In a typical communication session in the system of FIG. 1, a user of the system, or the correspondent 12, first initiates communication with the certification authority 14 to obtain the certificate 26. In this case, the correspondent 12 is referred to as the “subject” of the certification. Referring to FIG. 7, the certification authority provides an input to the subject to provide randomness at step 152. The input provided by the certification authority may be a signature of the certification authority, for example. The subject generates a key pair at step 154 and forms a certificate request at step 156. The certificate request is signed by the subject using the subject's selfsigned signature. The certificate request may be, for example, the signed public key of the subject, or simply the selfsigned signature of the subject. The subject sends the certificate request and the public key to the certification authority for certification. The subject may also send some other information, such as the subject's name, together with the certificate request and the public key. Upon receipt of the certificate request and the public key (and possibly other information), the certification authority typically first confirms the identity of the subject at step 158. The CA then may verify the signature in the certificate request at step 160. The CA validates the public key at 162, which involves a set of tests to ensure that the public key is “valid”. The CA then verifies generation of the key pair at step 164. The verification was described in detail above. If the public key passes each test that is performed, then the CA issues a certification at step 166. A certificate includes the digital signature of the CA on the information, which includes the subject's identity and public key.

[0067]
If the issuing CA of a certificate does public key validation and verification of key generation, then the certificate helps assure another user of the certificate and its public key that the public key is valid, is not stolen, and has sufficient randomness. If the other user of the certificate does not fully trust the issuing CA, then the user may ask to see the additional information that allows the user to perform the public key validation and key generation verification directly.

[0068]

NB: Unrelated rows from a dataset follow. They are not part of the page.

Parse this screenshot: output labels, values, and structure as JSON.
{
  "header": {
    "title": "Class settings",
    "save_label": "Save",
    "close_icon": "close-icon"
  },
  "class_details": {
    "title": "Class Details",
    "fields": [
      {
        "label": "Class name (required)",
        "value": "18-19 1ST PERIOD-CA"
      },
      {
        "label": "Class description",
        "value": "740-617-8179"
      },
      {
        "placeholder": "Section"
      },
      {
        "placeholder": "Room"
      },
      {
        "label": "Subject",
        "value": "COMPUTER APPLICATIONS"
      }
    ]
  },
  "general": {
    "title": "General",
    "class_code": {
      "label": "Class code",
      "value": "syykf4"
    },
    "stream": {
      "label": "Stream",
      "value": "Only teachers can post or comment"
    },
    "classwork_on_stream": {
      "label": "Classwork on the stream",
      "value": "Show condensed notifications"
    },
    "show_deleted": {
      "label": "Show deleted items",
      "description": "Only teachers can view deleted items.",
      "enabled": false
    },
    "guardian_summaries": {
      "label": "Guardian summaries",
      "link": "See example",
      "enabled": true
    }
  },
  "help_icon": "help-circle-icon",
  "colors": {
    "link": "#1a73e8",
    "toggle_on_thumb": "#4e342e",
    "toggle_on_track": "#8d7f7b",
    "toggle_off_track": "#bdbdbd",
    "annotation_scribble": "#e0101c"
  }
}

Various specific embodiments of the invention have now been described in detail. Those skilled in the art will appreciate that numerous modifications, adaptations and variations may be made to the embodiments without departing from the scope of the invention. Since changes in and or additions to the abovedescribed best mode may be made without departing from the nature, spirit or scope of the invention, the invention is not to be limited to those details but only by the appended claims.